--Why is the fight not in Los Angeles where it belongs? Why, in fact, does this not get placed on a ballot measure so all of us can decide and have a vote. We all know why it’s not being done here. It would never pass.
--Why would any of us want the mayor to run our schools when he has yet to clean up his own backyard? There are hundreds of examples I can give where the city breaks down completely. Here are some:
--Our local city-run pool couldn’t even make change for patrons coming to the pool to swim laps, and were told to go to McDonald’s to get some…many times. (The city is too afraid employees will steal the money.) “What do you suggest we do?” a manager asked me. Geez, it’s not rocket science.

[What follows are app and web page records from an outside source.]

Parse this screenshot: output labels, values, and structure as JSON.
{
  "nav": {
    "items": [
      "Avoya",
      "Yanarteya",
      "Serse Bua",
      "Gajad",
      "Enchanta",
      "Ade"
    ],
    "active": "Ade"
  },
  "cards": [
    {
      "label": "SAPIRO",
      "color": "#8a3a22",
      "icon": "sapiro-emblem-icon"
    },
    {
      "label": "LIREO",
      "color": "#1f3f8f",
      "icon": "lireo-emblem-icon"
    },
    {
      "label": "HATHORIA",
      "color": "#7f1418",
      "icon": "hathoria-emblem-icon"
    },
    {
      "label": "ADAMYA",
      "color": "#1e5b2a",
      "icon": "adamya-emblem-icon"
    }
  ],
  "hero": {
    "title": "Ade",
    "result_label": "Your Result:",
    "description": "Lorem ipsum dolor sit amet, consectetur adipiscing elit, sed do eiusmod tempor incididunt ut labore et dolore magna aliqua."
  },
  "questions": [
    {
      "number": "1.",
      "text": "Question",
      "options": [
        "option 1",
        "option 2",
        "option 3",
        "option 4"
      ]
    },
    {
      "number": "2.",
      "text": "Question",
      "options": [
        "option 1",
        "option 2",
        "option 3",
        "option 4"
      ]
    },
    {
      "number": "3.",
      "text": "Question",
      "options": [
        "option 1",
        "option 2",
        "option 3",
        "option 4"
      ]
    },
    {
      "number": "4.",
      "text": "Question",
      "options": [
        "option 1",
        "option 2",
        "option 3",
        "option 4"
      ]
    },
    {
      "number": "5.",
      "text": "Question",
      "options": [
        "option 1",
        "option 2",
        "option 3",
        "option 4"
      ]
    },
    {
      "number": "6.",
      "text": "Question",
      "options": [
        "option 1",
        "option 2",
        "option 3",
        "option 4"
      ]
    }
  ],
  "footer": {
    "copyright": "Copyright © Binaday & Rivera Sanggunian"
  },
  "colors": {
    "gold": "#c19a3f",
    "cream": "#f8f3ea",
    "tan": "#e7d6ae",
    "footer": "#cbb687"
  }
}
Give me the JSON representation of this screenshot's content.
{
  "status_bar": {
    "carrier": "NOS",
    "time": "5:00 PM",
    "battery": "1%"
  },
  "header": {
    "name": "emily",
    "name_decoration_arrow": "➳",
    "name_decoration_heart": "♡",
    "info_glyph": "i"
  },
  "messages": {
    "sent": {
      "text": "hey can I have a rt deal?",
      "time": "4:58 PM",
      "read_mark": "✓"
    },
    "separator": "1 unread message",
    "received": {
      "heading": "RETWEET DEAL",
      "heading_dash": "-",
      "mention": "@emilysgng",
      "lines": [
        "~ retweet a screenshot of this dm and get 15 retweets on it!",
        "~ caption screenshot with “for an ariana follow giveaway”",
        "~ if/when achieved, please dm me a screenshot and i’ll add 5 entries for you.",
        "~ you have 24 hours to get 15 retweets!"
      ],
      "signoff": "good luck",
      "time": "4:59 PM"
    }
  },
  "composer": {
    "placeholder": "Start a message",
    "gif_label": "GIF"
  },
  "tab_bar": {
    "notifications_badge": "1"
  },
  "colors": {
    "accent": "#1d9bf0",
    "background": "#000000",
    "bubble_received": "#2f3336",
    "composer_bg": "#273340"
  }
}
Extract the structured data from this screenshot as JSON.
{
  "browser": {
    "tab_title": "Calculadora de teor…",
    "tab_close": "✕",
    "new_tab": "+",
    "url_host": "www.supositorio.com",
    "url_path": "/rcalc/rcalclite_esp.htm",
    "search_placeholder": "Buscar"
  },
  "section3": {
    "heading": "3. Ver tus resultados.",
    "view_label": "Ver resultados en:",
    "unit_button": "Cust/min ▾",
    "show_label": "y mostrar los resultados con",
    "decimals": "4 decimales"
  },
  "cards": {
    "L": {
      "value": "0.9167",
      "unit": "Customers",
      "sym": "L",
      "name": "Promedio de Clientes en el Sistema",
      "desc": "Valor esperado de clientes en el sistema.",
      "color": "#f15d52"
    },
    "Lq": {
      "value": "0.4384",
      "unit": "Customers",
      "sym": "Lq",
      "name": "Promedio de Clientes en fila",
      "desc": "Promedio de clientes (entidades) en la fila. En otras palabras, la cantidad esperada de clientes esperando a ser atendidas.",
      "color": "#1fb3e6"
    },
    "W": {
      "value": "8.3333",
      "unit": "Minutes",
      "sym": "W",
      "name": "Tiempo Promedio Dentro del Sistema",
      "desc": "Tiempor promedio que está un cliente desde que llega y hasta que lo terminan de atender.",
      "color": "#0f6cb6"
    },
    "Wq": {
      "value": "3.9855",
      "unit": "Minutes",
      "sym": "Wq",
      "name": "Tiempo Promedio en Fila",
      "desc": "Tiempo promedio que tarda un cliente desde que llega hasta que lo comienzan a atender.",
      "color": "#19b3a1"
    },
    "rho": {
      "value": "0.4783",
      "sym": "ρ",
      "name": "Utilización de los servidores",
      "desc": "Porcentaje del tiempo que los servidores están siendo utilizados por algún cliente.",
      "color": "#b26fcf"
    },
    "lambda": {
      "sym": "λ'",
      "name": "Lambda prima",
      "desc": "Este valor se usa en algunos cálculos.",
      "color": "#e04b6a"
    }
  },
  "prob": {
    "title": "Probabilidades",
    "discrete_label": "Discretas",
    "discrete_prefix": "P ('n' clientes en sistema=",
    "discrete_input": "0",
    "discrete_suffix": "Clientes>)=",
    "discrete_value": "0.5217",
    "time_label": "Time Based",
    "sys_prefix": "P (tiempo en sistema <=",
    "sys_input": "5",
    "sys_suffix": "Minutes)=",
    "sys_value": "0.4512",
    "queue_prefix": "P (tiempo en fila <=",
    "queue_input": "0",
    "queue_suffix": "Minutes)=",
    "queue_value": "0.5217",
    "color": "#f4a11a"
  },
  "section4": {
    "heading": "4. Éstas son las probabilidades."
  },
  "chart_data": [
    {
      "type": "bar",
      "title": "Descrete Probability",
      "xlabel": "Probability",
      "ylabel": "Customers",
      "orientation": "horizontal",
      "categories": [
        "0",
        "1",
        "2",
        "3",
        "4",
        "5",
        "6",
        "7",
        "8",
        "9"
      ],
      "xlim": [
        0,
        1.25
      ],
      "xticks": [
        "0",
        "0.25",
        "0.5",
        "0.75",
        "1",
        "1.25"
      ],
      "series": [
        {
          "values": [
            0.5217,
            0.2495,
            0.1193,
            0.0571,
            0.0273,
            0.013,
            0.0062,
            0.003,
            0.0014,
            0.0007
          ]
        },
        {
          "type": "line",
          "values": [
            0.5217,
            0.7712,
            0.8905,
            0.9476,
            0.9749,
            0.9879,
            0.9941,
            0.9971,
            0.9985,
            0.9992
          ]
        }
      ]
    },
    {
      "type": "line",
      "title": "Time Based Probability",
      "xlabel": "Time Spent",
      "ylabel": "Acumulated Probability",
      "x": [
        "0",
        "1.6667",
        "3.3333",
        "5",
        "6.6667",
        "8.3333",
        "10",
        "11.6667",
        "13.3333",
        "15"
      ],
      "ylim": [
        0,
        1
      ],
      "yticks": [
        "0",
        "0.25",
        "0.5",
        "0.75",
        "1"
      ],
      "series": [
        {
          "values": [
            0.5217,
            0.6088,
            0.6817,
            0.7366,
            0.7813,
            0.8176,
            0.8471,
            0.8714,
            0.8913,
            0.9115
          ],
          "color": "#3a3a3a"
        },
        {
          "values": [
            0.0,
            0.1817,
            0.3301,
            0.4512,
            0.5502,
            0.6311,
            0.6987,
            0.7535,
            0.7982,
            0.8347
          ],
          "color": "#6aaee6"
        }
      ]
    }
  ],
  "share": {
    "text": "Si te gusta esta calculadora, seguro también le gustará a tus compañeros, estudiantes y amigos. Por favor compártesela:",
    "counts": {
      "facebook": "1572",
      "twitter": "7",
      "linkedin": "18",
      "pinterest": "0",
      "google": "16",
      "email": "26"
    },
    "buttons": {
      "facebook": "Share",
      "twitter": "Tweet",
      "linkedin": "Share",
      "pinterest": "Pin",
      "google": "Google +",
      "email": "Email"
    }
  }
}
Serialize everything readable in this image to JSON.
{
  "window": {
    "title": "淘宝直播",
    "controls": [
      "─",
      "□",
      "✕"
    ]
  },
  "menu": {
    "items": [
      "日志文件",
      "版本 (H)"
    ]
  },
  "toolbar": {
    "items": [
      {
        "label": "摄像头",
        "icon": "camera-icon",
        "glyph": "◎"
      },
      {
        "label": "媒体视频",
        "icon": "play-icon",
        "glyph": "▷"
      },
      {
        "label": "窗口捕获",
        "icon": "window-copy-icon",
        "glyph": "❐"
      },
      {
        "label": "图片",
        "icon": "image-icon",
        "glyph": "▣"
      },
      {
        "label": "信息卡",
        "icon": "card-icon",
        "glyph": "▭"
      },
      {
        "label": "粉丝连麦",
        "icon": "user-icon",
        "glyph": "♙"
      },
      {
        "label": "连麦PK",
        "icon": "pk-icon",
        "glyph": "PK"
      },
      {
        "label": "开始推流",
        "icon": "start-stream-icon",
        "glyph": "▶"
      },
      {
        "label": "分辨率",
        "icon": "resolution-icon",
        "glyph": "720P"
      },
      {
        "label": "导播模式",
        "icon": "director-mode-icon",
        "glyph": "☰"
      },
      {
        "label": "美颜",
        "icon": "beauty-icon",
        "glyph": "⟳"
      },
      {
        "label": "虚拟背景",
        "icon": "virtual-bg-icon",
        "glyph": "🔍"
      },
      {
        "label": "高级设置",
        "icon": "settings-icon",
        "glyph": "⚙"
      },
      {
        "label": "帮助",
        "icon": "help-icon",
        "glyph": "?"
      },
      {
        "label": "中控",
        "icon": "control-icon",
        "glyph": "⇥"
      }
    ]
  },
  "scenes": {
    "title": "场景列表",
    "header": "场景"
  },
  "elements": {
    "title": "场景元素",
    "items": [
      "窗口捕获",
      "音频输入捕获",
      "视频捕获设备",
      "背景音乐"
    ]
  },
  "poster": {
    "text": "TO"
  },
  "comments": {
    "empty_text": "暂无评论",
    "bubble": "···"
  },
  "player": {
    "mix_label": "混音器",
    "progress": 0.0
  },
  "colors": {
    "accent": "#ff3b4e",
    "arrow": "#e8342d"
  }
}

--Our local, city-run animal shelter couldn’t give change to a woman trying to adopt a dog and told her she get change herself. I just prayed she would come back so that the animal didn’t get put down instead.
--When I begged the city to remove a giant, city-planted ficus tree from in front of our house because it was throttling our sewer line, they refused because the tree helped protect the environment. Whatever trouble the tree was causing, city officials said, was our problem because it is a “privilege” for residents to tap into city sewer lines even if roots (city roots, I might add) are clogging them.
When the same tree fell from the weight of its branches, missing our house by a few inches, it took months for an aide from our councilwoman’s office to get the stump removed – and not without hitches. The first time the crews showed up, they left because neighbors were parked in the way. Then, the city came out and put up barriers but left them for weeks at a time to the point that the neighbors began parking there, anyway. After more calls, a city crewman showed up after driving down from East Los Angeles (40 miles away) – to do what? To put up barriers, which his boss "told him to do.” “You had to drive down here just for that?" I said. "As you can see, they're already here!” He was as chagrined as I was. I wonder how much the taxpayers paid that employee to waste his time.
With the tree now gone (God must have been on our side), I called the city to repair the sidewalk. The city tree roots lifting up so that my nickname for the incline is Skateboard Ridge. All the kids love running and skateboarding across it – an accident waiting to happen so we all can be sued. Again, I tried to go through the council office and talk to street services, but I was rebuffed with one man telling me in street services: “We’ll get to it in 15 years.”
I sat on the city’s Peck Park Advisory Board for eight years and watched the city promote employees who were yes-folks to their bosses and who climbed the ladder – and were completely incompetent obstructionists. The people who forged ahead to fight for the community were brutally battered by their bosses – to the point, they finally quit.
That pattern happens repeatedly.
I watched city officials tell advisory boards that they couldn’t do the things they wanted. It just would not work. It was just always easier for city employees to say “that can’t be done” then to actually get things done.
There are many stories to tell about problems with the city of Los Angeles. But I don't want to bore you with dozens and dozens of examples. And I know the school district is by far from perfect. But I just can't, for the life of me, understand the logic of one giant, inept bureaucracy taking over another that it calls inept -- when it is not without a few giant, ugly red blemishes of its own.
So this is my question to my mayor: How can a city that runs so poorly take over a school district? Could you, Mr. Mayor, please, please clean up your own backyard first? Then perhaps we can all believe in you.